I have never really been able to accept Ricardo’s simple proposition in which he represents land rent as the difference in the productivity of various types of land and, seeking to prove this proposition, 1) acknowledges no other factor than the bringing under cultivation of ever poorer types of soil, 2) completely ignores advances in agriculture and 3) finally abandons almost entirely the bringing under cultivation of poorer types of soil, and instead continually proceeds from the assumption that capital, employed successively on a particular field, contributes less and less to the increase in the yield. Convincing as was the proposition to be proved, the factors adduced in proof of that same proposition were wholly alien to it. You will remember that, in the Deutsch-Französische Jahrbücher, I already invoked the progress made by scientific agriculture as against the theory of increasing infertility of course very crude and not at all closely argued. You have now cleared up the matter, which is yet another reason why you must make haste to finish the Economy and get it published. If we could somehow get an article of yours on land rent into an English periodical, it would create a tremendous stir. Think it over. Je me charge de la traduction. [I will attend to the translation]

Enclosed I return Mr Great-Gross. In my next I shall include a line or two for the delectable Dronke, but tonight I'm too sleepy to do any more work. A fine band of scallywags, Gross, Wilhelmi, and the progressive pamphleteer from Cincinnati [L A Hine]! The fellows must really imagine that we're on our physical, moral and intellectual beam ends to ask such things of us. C'est amusant, cependant [it’s amusing however], and I laughed heartily at these backwoods saviours of society and their proposals, including fee for Dronke. Dr Siegfried Weiss’ ‘sharp and spicy’ is outdone by the ‘red, piquant, sarcastic and versatile’ of the ‘Adonis of a long-forgotten Beauty’. Que Dieu le bénisse [may God bless him]!

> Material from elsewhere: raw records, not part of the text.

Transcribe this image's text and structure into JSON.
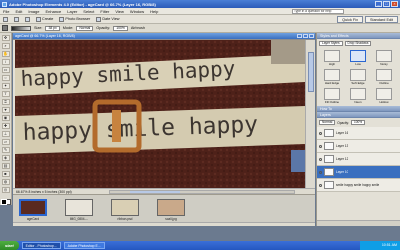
{
  "titlebar": {
    "title": "Adobe Photoshop Elements 4.0 (Editor) - ageCard @ 66.7% (Layer 16, RGB/8)"
  },
  "menubar": {
    "items": [
      "File",
      "Edit",
      "Image",
      "Enhance",
      "Layer",
      "Select",
      "Filter",
      "View",
      "Window",
      "Help"
    ],
    "help_placeholder": "Type in a question for help"
  },
  "shortcuts": {
    "items": [
      "Create",
      "Photo Browser",
      "Date View"
    ],
    "modes": [
      "Quick Fix",
      "Standard Edit"
    ]
  },
  "options": {
    "size_label": "Size:",
    "size_value": "38 px",
    "mode_label": "Mode:",
    "mode_value": "Normal",
    "opacity_label": "Opacity:",
    "opacity_value": "100%",
    "airbrush_label": "Airbrush"
  },
  "document": {
    "title": "ageCard @ 66.7% (Layer 16, RGB/8)",
    "status": "66.67%   8 inches x 5 inches (300 ppi)",
    "ribbon_text_1": "happy smile happy",
    "ribbon_text_2": "happy smile happy"
  },
  "bin": {
    "items": [
      {
        "label": "ageCard"
      },
      {
        "label": "IMG_0804-..."
      },
      {
        "label": "ribbon.psd"
      },
      {
        "label": "scall.jpg"
      }
    ]
  },
  "styles": {
    "header": "Styles and Effects",
    "category": "Layer Styles",
    "set": "Drop Shadows",
    "items": [
      "High",
      "Low",
      "Noisy",
      "Hard Edge",
      "Soft Edge",
      "Outline",
      "Fill Outline",
      "Neon",
      "Hollow"
    ]
  },
  "howto": {
    "header": "How To"
  },
  "layers": {
    "header": "Layers",
    "blend": "Normal",
    "opacity_label": "Opacity:",
    "opacity_value": "100%",
    "items": [
      {
        "name": "Layer 16"
      },
      {
        "name": "Layer 13"
      },
      {
        "name": "Layer 12"
      },
      {
        "name": "Layer 10"
      },
      {
        "name": "smile happy smile happy smile"
      }
    ]
  },
  "taskbar": {
    "start": "start",
    "tasks": [
      "Editor - Photoshop...",
      "Adobe Photoshop E..."
    ],
    "clock": "10:51 AM"
  }
}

Tomorrow the statements will go off to Bremen together with the necessary instructions. Mr Schramm might really have rewritten his; it’s so wretchedly scrawled that it will probably give rise to misunderstanding.

The O'Connor conference here has turned out to be sheer humbug. Ostensibly representing the whole of English Chartism, it consists of 8 men who represent 4 towns: Manchester, Bradford, Warrington and Sowerby. Of these, Warrington and Bradford belong to the opposition and see eye to eye with the Executive. Mantle, the Warrington representative, who doesn’t give a fig for the majority, opened the proceedings with the motion that the conference, seeing their utter insignificance and contemptibility, should resolve to go home forthwith, and tomorrow he will extort from them a vote of confidence for the Executive, i.e. for Harney and Jones, from which O'Connor will be unable to abstain. On the question of union with the financial reformers 3 voted for and 2 against, 3 abstaining, among them O'Connor, whom Mantle had unfortunately intimidated by his insolent conduct; otherwise the fellow would have voted in favour, thereby making a colossal and irretrievable fool of himself. At the conference O'Connor, Leach, McGrath, Clark and a certain Hurst formed the majority. At a dinner given for O'Connor on Monday, Mr Thomas Clark proposed the following toast: The Queen: Her Rights and no more; the People: Their rights and no less. Here again Mantle, a fiery, undiplomatic hothead, stopped O'Connor from getting up and drinking the toast.

The letter to Weerth has gone off and should be in his hands within a few days, provided he isn’t buried in the heart of Morocco.

No more for today.

F. E.